- _ABOUT THIS TASK_:
The required answer is every line of the data containing the word "text".

- _LISTED ENTRIES_:

╭──

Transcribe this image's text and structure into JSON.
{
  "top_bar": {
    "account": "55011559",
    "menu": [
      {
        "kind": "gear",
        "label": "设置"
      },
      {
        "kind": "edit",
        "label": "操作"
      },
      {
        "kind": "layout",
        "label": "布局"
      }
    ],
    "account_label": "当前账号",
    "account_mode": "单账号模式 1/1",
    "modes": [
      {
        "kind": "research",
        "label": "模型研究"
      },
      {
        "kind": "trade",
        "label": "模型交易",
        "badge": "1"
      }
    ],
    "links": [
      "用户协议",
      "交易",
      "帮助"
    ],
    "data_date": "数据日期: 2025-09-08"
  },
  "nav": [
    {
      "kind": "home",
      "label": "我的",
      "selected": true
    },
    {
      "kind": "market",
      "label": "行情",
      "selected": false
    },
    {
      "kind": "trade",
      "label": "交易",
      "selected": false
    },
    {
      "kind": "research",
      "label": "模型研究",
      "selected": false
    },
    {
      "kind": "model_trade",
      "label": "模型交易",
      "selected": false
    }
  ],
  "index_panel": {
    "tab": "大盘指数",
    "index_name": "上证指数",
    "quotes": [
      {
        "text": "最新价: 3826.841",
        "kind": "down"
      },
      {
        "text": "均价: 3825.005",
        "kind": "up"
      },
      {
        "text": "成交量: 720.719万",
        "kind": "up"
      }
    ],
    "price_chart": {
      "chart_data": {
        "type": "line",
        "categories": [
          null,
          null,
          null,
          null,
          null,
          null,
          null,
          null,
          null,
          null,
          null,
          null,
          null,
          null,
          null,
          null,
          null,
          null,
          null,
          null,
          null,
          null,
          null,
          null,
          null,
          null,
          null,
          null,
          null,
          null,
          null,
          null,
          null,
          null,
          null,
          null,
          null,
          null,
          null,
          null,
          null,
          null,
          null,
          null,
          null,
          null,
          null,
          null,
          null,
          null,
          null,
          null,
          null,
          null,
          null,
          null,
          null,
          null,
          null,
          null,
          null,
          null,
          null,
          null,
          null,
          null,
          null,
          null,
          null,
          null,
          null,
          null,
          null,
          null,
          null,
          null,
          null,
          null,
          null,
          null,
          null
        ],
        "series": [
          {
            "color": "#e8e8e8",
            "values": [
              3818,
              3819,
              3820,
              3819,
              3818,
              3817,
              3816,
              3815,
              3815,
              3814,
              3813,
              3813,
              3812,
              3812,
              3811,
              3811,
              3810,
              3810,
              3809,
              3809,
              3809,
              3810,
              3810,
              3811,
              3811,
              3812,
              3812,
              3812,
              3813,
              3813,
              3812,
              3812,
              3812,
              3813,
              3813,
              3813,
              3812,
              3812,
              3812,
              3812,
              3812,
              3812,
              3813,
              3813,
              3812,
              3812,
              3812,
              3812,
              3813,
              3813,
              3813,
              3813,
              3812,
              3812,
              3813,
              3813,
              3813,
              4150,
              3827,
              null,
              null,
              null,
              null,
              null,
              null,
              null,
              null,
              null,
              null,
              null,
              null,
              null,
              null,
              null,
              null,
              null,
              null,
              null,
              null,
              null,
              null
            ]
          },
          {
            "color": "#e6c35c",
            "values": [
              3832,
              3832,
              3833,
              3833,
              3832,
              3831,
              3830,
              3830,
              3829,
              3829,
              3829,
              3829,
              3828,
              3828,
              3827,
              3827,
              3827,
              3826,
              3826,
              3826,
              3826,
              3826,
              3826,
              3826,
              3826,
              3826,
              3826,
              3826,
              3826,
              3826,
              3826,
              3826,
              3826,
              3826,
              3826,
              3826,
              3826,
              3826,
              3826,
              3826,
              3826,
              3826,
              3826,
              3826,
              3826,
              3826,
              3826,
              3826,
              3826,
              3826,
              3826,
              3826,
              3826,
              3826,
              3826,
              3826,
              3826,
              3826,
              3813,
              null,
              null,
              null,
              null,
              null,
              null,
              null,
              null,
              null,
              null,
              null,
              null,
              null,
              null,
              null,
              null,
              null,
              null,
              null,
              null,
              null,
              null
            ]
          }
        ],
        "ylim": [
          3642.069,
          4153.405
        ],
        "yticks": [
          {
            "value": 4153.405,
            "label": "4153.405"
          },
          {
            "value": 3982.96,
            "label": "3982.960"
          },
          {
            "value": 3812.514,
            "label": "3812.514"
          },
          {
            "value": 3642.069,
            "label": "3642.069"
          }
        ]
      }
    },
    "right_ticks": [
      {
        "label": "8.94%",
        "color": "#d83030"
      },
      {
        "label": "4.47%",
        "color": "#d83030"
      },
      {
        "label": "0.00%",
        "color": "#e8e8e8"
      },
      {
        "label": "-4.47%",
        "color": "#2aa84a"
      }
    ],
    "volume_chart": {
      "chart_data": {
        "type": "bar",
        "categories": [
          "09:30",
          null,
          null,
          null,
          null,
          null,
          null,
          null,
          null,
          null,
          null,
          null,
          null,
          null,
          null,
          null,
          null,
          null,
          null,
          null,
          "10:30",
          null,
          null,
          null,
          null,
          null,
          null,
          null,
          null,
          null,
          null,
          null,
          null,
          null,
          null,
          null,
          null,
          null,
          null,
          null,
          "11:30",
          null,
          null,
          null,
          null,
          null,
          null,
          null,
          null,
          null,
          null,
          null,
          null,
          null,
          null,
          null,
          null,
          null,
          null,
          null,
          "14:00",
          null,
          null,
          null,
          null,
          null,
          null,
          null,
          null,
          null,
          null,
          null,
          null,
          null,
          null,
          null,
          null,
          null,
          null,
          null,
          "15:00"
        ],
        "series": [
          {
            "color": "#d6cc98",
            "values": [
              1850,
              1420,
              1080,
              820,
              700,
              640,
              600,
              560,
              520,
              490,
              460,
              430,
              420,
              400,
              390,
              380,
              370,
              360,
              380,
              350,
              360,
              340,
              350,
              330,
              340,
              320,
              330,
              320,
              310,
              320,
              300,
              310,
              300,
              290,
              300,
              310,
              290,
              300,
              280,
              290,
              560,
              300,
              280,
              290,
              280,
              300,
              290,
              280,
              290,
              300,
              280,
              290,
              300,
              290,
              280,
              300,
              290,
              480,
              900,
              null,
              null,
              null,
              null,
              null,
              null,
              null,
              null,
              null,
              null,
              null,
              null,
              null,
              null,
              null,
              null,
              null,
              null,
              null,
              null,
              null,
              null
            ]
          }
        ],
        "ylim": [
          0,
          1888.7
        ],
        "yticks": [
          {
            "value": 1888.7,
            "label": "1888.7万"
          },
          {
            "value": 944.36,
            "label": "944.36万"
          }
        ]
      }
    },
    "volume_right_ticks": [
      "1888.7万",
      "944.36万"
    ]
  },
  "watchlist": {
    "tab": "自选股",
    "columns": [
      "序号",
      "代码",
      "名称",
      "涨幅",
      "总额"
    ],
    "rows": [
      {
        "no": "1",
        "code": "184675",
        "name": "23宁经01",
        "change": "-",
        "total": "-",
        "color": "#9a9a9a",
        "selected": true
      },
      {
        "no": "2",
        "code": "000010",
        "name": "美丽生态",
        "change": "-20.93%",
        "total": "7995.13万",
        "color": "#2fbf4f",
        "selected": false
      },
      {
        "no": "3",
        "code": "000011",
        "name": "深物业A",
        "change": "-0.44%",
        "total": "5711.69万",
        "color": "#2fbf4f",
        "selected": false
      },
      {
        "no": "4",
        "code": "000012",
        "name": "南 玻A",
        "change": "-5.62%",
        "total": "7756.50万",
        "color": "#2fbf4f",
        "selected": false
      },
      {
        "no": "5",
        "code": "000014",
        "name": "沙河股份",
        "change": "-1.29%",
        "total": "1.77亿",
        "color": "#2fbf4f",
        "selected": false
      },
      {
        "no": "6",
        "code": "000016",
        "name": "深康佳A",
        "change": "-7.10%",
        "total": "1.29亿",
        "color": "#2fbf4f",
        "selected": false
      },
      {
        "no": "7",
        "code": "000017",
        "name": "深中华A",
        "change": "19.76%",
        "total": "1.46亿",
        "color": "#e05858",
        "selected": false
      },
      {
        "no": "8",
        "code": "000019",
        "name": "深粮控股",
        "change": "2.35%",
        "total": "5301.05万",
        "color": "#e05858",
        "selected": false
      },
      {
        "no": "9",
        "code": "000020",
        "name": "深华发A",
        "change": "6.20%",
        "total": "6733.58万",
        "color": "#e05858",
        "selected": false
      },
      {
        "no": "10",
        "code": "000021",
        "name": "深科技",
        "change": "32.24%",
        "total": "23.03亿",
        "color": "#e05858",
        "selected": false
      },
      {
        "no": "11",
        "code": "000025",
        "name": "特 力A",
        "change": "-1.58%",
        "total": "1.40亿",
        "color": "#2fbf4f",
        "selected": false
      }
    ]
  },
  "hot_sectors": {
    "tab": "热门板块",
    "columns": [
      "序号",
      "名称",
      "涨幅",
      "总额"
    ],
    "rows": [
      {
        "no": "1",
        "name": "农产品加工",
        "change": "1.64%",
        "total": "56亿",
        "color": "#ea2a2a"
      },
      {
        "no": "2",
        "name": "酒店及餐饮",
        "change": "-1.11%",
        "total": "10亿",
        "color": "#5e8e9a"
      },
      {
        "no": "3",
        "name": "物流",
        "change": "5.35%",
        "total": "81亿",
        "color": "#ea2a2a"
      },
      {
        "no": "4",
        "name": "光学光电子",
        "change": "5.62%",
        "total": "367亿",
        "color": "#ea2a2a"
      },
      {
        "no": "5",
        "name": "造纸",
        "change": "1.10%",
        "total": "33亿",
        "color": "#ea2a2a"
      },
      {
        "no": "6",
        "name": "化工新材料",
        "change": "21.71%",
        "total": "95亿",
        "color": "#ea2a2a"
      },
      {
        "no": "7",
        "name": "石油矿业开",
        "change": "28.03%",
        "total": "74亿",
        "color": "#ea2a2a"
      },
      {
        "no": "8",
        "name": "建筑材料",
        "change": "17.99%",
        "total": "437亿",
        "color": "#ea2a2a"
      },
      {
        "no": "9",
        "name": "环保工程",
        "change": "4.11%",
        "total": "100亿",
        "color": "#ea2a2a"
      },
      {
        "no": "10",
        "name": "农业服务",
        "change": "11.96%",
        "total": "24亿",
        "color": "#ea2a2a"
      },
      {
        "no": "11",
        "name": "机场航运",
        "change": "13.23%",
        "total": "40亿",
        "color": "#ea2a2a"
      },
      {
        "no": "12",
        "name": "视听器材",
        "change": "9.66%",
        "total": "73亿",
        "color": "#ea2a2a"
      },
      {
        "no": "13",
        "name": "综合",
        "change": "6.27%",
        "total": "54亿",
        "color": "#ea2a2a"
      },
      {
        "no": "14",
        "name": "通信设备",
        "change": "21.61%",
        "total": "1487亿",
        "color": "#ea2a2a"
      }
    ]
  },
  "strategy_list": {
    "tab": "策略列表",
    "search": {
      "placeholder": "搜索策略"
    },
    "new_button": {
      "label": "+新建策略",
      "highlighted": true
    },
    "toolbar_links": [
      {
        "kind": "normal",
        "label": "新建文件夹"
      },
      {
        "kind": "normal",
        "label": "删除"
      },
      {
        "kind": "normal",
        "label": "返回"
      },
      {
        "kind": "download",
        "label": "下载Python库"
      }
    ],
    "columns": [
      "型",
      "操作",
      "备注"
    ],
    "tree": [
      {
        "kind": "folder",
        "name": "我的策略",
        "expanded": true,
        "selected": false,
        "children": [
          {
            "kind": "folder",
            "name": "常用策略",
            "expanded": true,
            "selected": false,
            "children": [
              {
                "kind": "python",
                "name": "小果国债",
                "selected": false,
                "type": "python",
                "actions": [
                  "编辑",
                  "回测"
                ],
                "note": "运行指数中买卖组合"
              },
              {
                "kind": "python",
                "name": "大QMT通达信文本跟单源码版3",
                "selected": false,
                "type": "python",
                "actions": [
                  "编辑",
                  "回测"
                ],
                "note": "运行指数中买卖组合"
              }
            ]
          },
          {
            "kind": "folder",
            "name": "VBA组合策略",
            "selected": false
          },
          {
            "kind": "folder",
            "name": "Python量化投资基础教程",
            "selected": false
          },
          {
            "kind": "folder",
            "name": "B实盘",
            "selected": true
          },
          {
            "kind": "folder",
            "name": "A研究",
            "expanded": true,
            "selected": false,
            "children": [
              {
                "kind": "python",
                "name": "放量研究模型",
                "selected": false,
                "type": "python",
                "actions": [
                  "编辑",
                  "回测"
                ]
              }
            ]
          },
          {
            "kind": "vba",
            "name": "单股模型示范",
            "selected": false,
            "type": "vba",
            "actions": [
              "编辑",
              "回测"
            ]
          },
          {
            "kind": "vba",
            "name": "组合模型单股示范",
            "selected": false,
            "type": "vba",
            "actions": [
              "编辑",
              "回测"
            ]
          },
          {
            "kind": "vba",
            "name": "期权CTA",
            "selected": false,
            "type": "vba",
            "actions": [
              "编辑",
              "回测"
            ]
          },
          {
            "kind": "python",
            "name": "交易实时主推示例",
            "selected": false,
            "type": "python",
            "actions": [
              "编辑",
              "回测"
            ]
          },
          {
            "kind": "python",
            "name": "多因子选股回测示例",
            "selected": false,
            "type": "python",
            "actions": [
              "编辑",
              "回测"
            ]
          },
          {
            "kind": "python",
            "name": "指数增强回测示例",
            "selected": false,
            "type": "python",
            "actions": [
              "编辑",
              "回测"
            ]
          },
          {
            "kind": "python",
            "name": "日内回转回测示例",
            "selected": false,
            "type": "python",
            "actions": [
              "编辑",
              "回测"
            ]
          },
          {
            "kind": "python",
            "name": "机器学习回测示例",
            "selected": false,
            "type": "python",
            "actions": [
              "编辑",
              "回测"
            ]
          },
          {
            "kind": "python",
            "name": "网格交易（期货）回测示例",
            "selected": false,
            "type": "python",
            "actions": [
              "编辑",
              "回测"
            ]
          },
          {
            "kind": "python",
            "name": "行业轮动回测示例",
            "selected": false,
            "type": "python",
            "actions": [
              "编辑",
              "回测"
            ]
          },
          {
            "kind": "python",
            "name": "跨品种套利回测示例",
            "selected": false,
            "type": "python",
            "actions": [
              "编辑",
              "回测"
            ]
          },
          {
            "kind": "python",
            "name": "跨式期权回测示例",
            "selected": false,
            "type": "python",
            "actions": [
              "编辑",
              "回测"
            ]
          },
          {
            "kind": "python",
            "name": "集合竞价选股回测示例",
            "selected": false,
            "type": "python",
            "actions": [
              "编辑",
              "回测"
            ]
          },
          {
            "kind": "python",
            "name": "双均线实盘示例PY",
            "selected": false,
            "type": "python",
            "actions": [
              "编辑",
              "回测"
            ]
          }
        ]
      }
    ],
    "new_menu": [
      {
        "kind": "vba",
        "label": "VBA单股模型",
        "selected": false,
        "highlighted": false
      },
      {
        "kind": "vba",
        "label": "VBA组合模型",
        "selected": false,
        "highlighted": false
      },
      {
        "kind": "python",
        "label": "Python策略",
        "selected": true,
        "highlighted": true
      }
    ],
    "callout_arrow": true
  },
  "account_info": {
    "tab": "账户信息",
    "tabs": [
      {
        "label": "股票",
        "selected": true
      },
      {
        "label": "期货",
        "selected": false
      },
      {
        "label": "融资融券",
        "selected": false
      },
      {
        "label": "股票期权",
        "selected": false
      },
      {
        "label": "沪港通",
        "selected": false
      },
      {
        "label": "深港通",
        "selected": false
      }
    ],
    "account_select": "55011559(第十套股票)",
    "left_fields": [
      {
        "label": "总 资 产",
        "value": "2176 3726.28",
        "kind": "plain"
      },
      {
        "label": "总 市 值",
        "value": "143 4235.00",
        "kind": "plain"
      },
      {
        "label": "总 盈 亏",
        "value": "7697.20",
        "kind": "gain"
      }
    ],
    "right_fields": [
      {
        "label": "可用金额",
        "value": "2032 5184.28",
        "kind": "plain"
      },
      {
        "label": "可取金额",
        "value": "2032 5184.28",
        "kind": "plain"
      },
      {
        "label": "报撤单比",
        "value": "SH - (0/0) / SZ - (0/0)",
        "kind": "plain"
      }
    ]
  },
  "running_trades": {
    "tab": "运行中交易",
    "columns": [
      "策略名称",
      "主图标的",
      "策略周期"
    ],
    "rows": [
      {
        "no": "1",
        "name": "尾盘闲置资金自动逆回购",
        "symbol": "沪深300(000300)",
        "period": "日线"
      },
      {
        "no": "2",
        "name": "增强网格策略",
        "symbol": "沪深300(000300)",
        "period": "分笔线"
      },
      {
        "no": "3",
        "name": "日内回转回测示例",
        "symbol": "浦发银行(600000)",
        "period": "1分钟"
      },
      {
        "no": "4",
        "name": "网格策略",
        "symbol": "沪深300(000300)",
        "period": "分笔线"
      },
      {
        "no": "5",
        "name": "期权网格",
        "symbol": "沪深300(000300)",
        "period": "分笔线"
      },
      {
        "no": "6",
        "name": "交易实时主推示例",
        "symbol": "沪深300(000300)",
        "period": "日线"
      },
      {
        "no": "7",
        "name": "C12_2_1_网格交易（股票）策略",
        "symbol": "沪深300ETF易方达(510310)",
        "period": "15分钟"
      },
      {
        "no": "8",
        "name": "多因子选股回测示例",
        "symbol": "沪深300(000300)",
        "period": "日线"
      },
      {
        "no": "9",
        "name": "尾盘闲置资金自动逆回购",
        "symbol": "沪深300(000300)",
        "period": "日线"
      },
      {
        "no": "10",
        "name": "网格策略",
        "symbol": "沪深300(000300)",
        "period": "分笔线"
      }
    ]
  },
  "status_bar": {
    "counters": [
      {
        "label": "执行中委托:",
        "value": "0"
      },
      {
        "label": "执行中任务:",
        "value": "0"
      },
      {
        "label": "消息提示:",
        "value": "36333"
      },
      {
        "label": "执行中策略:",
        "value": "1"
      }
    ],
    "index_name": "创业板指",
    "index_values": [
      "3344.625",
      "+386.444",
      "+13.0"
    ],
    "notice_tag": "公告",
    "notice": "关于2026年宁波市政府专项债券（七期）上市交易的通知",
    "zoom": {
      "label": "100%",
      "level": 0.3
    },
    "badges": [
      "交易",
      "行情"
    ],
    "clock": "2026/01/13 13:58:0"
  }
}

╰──

- _ANSWER SPACE_:
Transcribe this image's text and structure into JSON.
        "text": "最新价: 3826.841",
        "text": "均价: 3825.005",
        "text": "成交量: 720.719万",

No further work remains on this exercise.